Many donors desire anonymity. Some donors wish to give their name or the name of a loved one to a project which will remember that person in perpetuity. All names are subject to the approval of the college's Board of Governors.

The naming opportunities include:

  1. Scholarships/bursaries - gifts of $25,000 or more.
  2. Lectureships - gifts of $50,000 or more.
  3. Artist in Residence $250,000 or more 
  4. New construction or major renovations of unnamed facilities - gifts of $500,000 or more.
  5. Professorship- $1,000,000 or more.
  6. Faculty Chairs - $3,000,000 or more.

Correct legal name:
The legal name of the college is Conrad Grebel University College.

8. Scholarship, bursary, and award endowments

Many scholarships, bursaries, and awards, have been made available through endowments and the generosity of various friends of the college. Students formally involved in the college's residence, associate and/or academic programs may apply for residence, academic, or general awards, scholarships and bursaries.

Students studying

These brief descriptions are a guide only, please consult the designated contact person for a complete description, criteria and an application form.


It is a general designation applied to any scholarship, prize, medal, fellowship or grant of money assigned to a student. Within this designation there are further terms defined below.


A monetary award, based primarily on outstanding overall academic performance or excellence in a specific subject or group of subjects.


A monetary grant based primarily on financial need.


If you wish more information about planned giving or projects at Conrad Grebel University College, please call or write:

Marcus Shantz, President
Fred W. Martin, Director of Advancement

Download this form - print it, fill in details on your Legacy Gift plans and send it to our attention at Grebel

Conrad Grebel University College , 140 Westmount Road N, Waterloo, ON N2L 3G6.

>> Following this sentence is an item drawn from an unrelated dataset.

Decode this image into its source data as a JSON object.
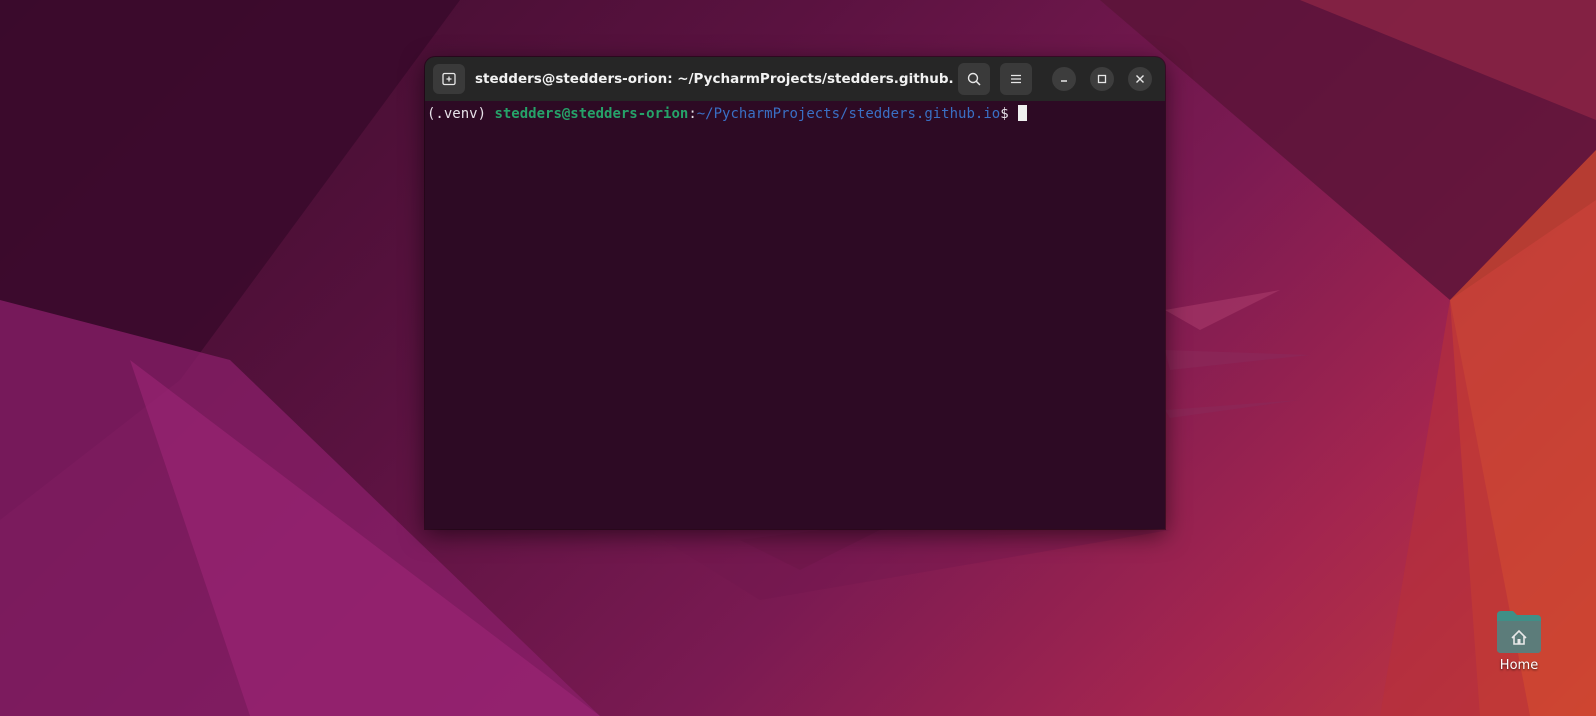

Phone: 519 885-0220 x 24381

Or talk to a Stewardship Consultant at Canadian Association of Gift Planners, or Abundance Canada.